Professional writing is critical because it’s often used in communication to express oneself or to put across some idea. Mistakes in professional writing can be embarrassing and costly thus it’s critical to ensure that they are avoided.
Although you can’t expect to be perfect all the time, some very glaring writing mistakes repeatedly done can seriously undermine your credibility, reputation, and personal brand.
According to Jacqueline Whitmore, an etiquette expert and founder of The Protocol School of Palm Beach, most of the mistakes are easy to avoid and are also easy to fix by proofreading every single document for any errors before sending or presenting to another party. Timothy Harper, a writing coach and editor of CUNY Journalism Press, notes, “The whole point of grammar and punctuation is clarity.”
The following are some of the 5 top common mistakes writers make.
- Spelling mistakes
Although some writers make spelling mistakes as a result of writing in a hurry, most of these errors occur when incorrect homophones (words with the same pronunciation) are used. Such mistakes can also happen when a writer uses a smartphone or tablet to type. Below are some other errors that relate to spellings.
Incorrect use of quotes – In American English, quotes always go outside the punctuation.
Use of apostrophes to indicate plural – apostrophes should only be used to indicate possession not the plural form of a word.
Starting sentences with a numeral – Unless you are indicating a year, avoid starting off a sentence with a number. Instead, write it in words.
Wrong use of punctuation – punctuation marks should be placed immediately after the last letter of a word and should be followed by a space.
Putting many exclamation marks at the end of a sentence shows emotional or immature writing. According to Barbara Pachter, the author of Essentials of Business Etiquette, exclamation points should be used sparingly in writing.
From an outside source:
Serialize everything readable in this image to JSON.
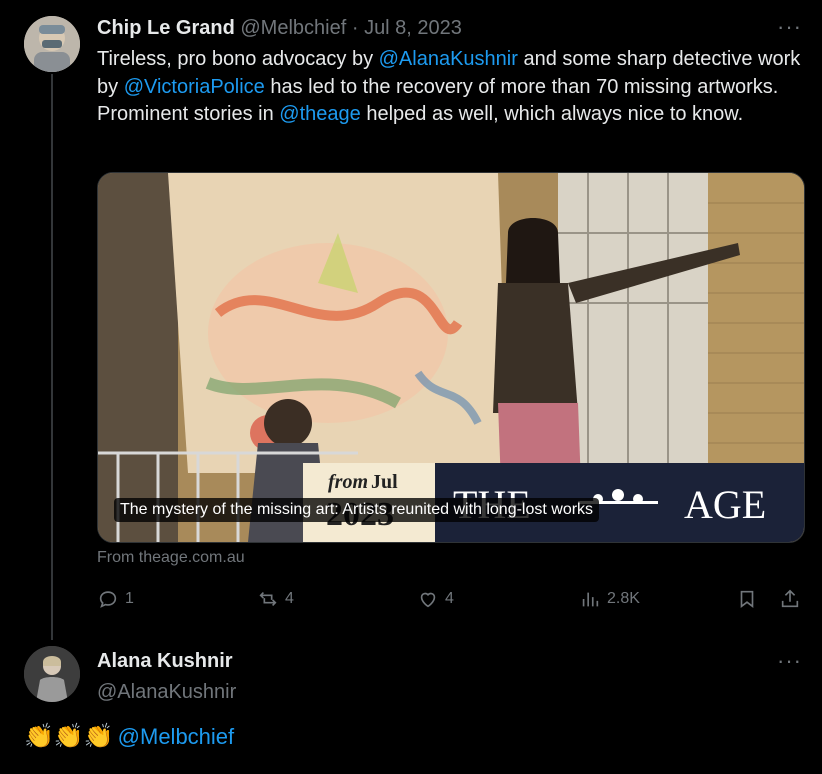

Overuse capital letters – overusing capitalization of words for emphasis portrays that the writer is shouting. Sparing use an exclamation point to show emphasize on a word or phrase.
Composing overly complicated, abstract and flowery writing – complex and high-brow literature doesn’t necessarily equate to an excellent article because it causes the reader to lose attention. Ensure you keep sentence construction simple and ground your abstract ideas in clear examples. Use vocabularies that the majority of readers understand.
Incorrect use of indefinite (a, an) and definite articles (the). Below are some valuable tips to note when using definite and indefinite articles.
- Indefinite articles are used when presenting something for the first time in a sentence but when referring to something that has already been mentioned, use a definite article.
- Use indefinite articles when referring to anything that is not explicitly known to both the writer and the reader and a definite article when mentioning something which is already known to both the writer and the reader.
- No article should be used when speaking in general using a plural with a countable noun, or the singular with a uncountable noun.
While it’s critical and a must, some writers forget to capitalize the first person pronoun ‘i’ as well as national adjectives/nouns/names of languages when they appear in the middle of a sentence while others ignore the first word of a new sentence.
- Use of comma
The wrong use or lack of a comma in a sentence is usually one of the biggest writing mistakes professional writers do. The following are sentences that result due to such blunders.
Run-on sentences – results due to lack of a comma before a coordinating conjunction connecting two clauses.
Comma splicing – occurs when a comma is used to connect two clauses that can stand as a sentence on their own.
Comma misuse – occurs when a comma is put inside a compound subject. A compound subject uses a conjunction to connect more than one noun phrase.
No commas around interrupters – interrupters are phrases that break the flow of a sentence to provide additional detail hence a comma should be placed around them.
Using unnecessary words to convey a specific meaning causes the writing and message to be unclear.
- Making vague claims
Vague claims, such as “It’s a well-known fact…” make a sentence to be general and weak. Any case made should be qualified or quantified with specific and supporting data.
- Use of unprofessional language and font.
While communication is the principal objective in writing, it is vital to maintaining professionalism. Use of slang at work lowers your perceived IQ, professionalism and maturity.
Unless requested, always stick to the professional neutral classics and avoid using weird colors and fonts.
While the use of spelling and grammar checkers could help to point out and eliminate some minor errors in writing, English language is unfortunately complicated, and most of those checkers cannot pick up mistyped words, missing words or subtle distinctions between some of the often-confused words. It is therefore worth noting that you should not rely on a spell checker to proofread your writing.
Some of the best ways to spot and remove errors in any writing include to proofread your work several times or to get another person to read and check it for you.
You can always print out a copy and use it to proofread as you underline or correct the spotted errors if you prefer as compared to reading on a computer screen.